**PROBLEM DESCRIPTION:** Once you have read the listing below, output it again exactly.

**AVAILABLE DATA:**
····················

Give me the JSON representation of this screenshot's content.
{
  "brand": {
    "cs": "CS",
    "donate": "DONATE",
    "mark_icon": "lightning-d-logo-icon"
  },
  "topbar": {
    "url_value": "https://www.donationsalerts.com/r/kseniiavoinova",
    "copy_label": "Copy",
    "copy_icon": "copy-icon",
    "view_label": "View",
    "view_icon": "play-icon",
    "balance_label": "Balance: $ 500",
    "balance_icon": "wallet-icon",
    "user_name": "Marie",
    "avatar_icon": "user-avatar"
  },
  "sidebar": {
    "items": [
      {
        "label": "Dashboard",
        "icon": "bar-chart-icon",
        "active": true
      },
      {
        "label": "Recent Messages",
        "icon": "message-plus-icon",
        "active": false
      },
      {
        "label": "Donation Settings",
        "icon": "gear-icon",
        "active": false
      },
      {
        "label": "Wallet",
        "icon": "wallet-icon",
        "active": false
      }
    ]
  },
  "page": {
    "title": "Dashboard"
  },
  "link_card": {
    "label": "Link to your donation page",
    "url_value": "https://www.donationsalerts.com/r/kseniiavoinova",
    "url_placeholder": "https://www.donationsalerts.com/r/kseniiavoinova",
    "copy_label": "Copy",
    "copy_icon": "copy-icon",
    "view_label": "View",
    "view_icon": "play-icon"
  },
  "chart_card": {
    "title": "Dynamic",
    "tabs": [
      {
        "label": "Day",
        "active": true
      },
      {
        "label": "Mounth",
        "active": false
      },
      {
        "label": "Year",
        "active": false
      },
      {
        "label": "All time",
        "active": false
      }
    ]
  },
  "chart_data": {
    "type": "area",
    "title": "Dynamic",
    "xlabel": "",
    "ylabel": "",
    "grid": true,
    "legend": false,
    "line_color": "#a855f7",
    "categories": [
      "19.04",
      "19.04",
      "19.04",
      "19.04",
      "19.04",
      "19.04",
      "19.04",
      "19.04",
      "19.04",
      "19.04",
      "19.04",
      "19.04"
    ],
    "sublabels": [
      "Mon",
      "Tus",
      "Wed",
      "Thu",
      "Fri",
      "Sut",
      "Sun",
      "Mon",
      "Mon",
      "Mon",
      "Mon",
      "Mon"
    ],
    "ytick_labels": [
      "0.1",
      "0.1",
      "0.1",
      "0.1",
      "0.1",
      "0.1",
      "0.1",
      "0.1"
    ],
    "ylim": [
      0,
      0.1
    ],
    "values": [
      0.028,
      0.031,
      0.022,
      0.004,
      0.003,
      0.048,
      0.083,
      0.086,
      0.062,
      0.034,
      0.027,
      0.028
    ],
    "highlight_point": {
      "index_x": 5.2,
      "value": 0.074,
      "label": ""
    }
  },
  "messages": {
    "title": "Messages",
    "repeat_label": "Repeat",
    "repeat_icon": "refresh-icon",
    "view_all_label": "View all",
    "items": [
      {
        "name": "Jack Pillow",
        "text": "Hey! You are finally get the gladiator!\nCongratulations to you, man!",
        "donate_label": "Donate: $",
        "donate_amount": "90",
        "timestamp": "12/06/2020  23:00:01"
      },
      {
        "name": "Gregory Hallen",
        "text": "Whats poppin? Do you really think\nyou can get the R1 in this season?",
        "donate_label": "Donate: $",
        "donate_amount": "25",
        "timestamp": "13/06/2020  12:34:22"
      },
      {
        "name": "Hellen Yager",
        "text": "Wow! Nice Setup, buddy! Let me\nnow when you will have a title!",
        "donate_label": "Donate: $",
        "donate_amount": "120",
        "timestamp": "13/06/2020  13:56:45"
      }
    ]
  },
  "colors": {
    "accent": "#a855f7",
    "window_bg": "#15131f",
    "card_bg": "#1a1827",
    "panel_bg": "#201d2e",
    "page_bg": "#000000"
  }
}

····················

**TASK SOLUTION:**
Give me the JSON representation of this screenshot's content.
{
  "brand": {
    "cs": "CS",
    "donate": "DONATE",
    "mark_icon": "lightning-d-logo-icon"
  },
  "topbar": {
    "url_value": "https://www.donationsalerts.com/r/kseniiavoinova",
    "copy_label": "Copy",
    "copy_icon": "copy-icon",
    "view_label": "View",
    "view_icon": "play-icon",
    "balance_label": "Balance: $ 500",
    "balance_icon": "wallet-icon",
    "user_name": "Marie",
    "avatar_icon": "user-avatar"
  },
  "sidebar": {
    "items": [
      {
        "label": "Dashboard",
        "icon": "bar-chart-icon",
        "active": true
      },
      {
        "label": "Recent Messages",
        "icon": "message-plus-icon",
        "active": false
      },
      {
        "label": "Donation Settings",
        "icon": "gear-icon",
        "active": false
      },
      {
        "label": "Wallet",
        "icon": "wallet-icon",
        "active": false
      }
    ]
  },
  "page": {
    "title": "Dashboard"
  },
  "link_card": {
    "label": "Link to your donation page",
    "url_value": "https://www.donationsalerts.com/r/kseniiavoinova",
    "url_placeholder": "https://www.donationsalerts.com/r/kseniiavoinova",
    "copy_label": "Copy",
    "copy_icon": "copy-icon",
    "view_label": "View",
    "view_icon": "play-icon"
  },
  "chart_card": {
    "title": "Dynamic",
    "tabs": [
      {
        "label": "Day",
        "active": true
      },
      {
        "label": "Mounth",
        "active": false
      },
      {
        "label": "Year",
        "active": false
      },
      {
        "label": "All time",
        "active": false
      }
    ]
  },
  "chart_data": {
    "type": "area",
    "title": "Dynamic",
    "xlabel": "",
    "ylabel": "",
    "grid": true,
    "legend": false,
    "line_color": "#a855f7",
    "categories": [
      "19.04",
      "19.04",
      "19.04",
      "19.04",
      "19.04",
      "19.04",
      "19.04",
      "19.04",
      "19.04",
      "19.04",
      "19.04",
      "19.04"
    ],
    "sublabels": [
      "Mon",
      "Tus",
      "Wed",
      "Thu",
      "Fri",
      "Sut",
      "Sun",
      "Mon",
      "Mon",
      "Mon",
      "Mon",
      "Mon"
    ],
    "ytick_labels": [
      "0.1",
      "0.1",
      "0.1",
      "0.1",
      "0.1",
      "0.1",
      "0.1",
      "0.1"
    ],
    "ylim": [
      0,
      0.1
    ],
    "values": [
      0.028,
      0.031,
      0.022,
      0.004,
      0.003,
      0.048,
      0.083,
      0.086,
      0.062,
      0.034,
      0.027,
      0.028
    ],
    "highlight_point": {
      "index_x": 5.2,
      "value": 0.074,
      "label": ""
    }
  },
  "messages": {
    "title": "Messages",
    "repeat_label": "Repeat",
    "repeat_icon": "refresh-icon",
    "view_all_label": "View all",
    "items": [
      {
        "name": "Jack Pillow",
        "text": "Hey! You are finally get the gladiator!\nCongratulations to you, man!",
        "donate_label": "Donate: $",
        "donate_amount": "90",
        "timestamp": "12/06/2020  23:00:01"
      },
      {
        "name": "Gregory Hallen",
        "text": "Whats poppin? Do you really think\nyou can get the R1 in this season?",
        "donate_label": "Donate: $",
        "donate_amount": "25",
        "timestamp": "13/06/2020  12:34:22"
      },
      {
        "name": "Hellen Yager",
        "text": "Wow! Nice Setup, buddy! Let me\nnow when you will have a title!",
        "donate_label": "Donate: $",
        "donate_amount": "120",
        "timestamp": "13/06/2020  13:56:45"
      }
    ]
  },
  "colors": {
    "accent": "#a855f7",
    "window_bg": "#15131f",
    "card_bg": "#1a1827",
    "panel_bg": "#201d2e",
    "page_bg": "#000000"
  }
}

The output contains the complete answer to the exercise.